(Website and app data records)
Start of Block
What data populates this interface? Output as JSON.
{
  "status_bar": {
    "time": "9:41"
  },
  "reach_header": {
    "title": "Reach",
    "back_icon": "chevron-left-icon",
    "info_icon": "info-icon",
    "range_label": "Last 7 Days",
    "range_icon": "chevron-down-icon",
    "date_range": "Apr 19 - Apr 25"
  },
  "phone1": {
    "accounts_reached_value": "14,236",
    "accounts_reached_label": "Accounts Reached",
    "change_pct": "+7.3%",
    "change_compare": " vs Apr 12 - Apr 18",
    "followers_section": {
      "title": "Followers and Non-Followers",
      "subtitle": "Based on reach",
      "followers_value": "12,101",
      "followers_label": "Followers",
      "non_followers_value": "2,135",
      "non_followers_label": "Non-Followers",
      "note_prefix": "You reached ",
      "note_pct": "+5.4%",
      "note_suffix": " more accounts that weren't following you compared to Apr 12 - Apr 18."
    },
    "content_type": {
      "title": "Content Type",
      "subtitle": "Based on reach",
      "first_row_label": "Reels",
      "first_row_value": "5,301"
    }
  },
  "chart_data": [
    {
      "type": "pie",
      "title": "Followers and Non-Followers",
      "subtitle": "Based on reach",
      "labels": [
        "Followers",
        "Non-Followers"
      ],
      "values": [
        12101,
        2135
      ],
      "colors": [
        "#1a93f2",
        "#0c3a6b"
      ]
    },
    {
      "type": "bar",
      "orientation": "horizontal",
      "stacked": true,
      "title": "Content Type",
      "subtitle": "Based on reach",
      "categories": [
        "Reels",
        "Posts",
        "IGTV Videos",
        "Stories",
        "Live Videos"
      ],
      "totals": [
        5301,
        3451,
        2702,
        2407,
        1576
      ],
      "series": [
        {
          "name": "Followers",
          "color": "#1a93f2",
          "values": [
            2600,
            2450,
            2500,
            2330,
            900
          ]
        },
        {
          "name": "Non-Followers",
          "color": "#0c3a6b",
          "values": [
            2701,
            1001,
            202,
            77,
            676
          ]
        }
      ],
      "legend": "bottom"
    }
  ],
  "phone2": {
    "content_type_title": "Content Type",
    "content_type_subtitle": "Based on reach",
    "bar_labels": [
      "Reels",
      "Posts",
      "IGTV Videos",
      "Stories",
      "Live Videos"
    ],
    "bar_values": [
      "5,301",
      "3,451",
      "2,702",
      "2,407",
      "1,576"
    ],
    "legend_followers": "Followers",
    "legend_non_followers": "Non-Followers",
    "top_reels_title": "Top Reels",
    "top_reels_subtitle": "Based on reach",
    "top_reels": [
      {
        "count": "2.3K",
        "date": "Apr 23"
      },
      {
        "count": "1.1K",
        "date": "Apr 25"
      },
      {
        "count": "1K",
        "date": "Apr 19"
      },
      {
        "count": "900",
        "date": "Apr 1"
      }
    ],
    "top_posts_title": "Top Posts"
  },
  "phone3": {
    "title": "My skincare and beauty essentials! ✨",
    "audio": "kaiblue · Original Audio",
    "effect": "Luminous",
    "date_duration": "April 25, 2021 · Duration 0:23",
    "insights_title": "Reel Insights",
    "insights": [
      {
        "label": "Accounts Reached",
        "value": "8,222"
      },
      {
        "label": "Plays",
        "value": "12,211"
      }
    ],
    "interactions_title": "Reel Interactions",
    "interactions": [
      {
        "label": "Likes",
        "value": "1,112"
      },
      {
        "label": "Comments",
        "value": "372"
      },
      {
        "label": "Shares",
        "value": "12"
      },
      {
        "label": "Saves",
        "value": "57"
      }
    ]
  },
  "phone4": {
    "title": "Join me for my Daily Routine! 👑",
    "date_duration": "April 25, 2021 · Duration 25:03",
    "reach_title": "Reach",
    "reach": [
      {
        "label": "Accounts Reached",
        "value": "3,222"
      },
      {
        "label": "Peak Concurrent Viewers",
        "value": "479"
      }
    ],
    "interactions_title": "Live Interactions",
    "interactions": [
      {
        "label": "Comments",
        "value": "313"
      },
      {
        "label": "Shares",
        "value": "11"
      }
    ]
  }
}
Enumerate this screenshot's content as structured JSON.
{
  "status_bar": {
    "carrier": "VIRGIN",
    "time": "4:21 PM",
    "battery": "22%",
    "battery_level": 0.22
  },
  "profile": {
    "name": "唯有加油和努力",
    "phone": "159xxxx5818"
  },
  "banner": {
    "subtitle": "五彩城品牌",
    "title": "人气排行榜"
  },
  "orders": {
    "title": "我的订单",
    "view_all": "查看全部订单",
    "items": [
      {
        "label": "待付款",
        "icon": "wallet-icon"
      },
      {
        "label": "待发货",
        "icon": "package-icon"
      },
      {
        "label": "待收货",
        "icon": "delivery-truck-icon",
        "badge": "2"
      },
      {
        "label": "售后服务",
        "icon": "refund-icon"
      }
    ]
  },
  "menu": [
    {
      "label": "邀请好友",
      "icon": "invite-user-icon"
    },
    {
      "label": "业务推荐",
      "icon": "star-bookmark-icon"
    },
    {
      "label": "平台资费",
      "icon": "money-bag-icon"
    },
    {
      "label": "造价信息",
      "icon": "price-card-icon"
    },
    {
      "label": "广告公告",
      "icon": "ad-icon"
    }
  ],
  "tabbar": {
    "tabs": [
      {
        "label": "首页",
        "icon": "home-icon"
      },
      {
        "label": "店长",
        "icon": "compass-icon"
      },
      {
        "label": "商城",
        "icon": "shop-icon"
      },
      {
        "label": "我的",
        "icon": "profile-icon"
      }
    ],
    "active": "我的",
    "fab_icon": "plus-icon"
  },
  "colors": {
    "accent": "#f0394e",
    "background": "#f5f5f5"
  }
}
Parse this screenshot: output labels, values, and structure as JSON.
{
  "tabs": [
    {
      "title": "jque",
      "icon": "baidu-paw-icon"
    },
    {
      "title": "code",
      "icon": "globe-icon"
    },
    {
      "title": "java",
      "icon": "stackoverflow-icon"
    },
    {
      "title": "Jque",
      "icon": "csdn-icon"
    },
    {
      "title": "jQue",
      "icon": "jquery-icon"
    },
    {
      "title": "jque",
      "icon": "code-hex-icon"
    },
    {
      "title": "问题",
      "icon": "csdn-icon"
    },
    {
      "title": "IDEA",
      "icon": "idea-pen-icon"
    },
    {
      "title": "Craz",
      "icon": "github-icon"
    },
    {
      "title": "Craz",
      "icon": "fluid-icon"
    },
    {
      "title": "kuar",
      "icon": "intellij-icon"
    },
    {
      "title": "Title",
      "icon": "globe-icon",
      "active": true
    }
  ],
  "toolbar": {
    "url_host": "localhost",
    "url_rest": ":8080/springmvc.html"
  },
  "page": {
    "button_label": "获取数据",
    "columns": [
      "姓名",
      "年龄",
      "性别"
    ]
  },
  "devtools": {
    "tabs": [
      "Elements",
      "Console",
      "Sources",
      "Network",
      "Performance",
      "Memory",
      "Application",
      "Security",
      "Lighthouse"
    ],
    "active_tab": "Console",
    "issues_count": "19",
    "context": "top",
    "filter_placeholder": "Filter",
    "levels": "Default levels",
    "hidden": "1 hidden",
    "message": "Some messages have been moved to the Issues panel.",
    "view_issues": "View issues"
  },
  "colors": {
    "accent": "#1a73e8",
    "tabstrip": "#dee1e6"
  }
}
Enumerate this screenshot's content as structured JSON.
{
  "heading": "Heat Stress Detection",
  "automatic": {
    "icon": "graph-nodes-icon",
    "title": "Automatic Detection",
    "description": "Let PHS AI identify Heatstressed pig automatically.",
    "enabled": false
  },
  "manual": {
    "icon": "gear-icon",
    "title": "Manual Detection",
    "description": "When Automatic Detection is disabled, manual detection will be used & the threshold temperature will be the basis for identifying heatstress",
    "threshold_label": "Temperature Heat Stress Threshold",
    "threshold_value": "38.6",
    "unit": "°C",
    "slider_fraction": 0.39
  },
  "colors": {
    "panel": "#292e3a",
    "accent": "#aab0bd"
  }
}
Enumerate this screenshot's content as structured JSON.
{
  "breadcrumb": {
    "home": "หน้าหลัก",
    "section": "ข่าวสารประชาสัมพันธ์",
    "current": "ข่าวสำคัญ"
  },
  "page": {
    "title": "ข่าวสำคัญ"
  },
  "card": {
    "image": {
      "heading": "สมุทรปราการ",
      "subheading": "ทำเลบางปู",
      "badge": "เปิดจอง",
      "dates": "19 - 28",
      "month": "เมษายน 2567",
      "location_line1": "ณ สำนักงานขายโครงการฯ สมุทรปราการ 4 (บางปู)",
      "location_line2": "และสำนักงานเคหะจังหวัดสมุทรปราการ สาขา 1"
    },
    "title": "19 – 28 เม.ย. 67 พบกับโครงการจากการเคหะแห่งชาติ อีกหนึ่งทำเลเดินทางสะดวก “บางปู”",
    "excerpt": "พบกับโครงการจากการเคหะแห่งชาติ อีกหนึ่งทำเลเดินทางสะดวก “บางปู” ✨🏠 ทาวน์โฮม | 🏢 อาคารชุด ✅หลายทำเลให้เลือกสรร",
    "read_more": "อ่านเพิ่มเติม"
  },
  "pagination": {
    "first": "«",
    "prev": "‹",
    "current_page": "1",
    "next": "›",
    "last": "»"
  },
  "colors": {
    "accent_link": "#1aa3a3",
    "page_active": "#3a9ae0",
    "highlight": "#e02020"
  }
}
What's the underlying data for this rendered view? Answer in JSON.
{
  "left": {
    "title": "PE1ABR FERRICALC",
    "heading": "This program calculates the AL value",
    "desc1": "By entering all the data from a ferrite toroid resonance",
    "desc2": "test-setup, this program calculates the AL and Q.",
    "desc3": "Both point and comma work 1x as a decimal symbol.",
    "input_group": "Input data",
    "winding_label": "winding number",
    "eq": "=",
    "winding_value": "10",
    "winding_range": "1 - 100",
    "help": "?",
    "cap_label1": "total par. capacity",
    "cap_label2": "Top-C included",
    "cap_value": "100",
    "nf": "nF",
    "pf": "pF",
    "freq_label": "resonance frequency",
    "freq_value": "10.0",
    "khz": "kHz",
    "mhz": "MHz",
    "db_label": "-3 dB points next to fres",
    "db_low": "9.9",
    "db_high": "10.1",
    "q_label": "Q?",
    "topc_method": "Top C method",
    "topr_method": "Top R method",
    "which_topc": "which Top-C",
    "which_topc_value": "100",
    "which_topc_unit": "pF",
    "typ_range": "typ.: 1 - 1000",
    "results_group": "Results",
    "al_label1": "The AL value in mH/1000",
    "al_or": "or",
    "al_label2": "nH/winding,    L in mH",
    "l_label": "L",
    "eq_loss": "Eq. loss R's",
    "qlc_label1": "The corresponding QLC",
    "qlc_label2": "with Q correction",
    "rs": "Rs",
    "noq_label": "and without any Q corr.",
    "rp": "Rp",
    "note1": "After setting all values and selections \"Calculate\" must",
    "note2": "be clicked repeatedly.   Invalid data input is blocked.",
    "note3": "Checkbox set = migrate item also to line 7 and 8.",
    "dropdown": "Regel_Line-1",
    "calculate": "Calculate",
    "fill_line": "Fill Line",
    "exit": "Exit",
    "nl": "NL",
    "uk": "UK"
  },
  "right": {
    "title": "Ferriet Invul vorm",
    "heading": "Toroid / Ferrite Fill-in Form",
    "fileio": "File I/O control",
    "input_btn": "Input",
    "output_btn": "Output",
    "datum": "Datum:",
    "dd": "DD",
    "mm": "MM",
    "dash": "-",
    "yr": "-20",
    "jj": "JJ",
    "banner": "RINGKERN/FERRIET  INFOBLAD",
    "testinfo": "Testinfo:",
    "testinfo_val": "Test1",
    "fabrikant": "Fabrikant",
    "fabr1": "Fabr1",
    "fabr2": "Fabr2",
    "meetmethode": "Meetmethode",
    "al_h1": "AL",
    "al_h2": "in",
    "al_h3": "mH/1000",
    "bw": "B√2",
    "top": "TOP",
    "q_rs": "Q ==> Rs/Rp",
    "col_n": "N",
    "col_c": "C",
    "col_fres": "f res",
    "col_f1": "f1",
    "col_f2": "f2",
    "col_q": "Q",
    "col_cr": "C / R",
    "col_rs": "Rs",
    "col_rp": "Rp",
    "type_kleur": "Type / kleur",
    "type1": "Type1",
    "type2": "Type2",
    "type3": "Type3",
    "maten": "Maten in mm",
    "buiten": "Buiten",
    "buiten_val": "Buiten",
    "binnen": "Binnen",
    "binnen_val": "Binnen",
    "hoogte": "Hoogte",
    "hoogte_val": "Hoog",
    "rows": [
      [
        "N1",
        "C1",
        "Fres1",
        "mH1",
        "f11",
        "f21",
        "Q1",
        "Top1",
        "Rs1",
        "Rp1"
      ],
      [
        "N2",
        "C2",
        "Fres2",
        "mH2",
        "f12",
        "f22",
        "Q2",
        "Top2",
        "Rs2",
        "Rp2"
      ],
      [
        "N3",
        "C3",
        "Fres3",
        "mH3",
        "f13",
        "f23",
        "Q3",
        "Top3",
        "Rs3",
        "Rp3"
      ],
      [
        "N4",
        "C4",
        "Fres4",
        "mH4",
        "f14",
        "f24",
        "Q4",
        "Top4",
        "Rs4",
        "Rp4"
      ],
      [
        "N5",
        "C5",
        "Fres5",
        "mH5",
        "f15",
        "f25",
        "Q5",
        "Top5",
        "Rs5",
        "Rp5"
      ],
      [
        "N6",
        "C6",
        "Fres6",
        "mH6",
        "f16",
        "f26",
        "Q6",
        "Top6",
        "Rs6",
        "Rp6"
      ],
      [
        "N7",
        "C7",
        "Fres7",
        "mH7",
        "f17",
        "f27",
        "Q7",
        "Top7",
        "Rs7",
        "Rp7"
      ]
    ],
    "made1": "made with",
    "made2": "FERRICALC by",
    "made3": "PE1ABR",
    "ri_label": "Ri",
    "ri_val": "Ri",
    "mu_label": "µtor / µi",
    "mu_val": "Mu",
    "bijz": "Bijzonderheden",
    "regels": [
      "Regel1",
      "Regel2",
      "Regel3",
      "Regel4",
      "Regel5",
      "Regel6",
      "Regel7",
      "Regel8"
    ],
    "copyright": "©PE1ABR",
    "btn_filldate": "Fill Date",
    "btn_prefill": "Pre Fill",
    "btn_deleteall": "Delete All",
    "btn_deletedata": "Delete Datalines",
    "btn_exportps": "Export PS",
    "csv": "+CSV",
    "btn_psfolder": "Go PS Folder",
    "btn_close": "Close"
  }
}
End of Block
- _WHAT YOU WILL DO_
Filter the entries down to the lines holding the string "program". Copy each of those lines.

- _SOLUTION_
    "heading": "This program calculates the AL value",
    "desc2": "test-setup, this program calculates the AL and Q.",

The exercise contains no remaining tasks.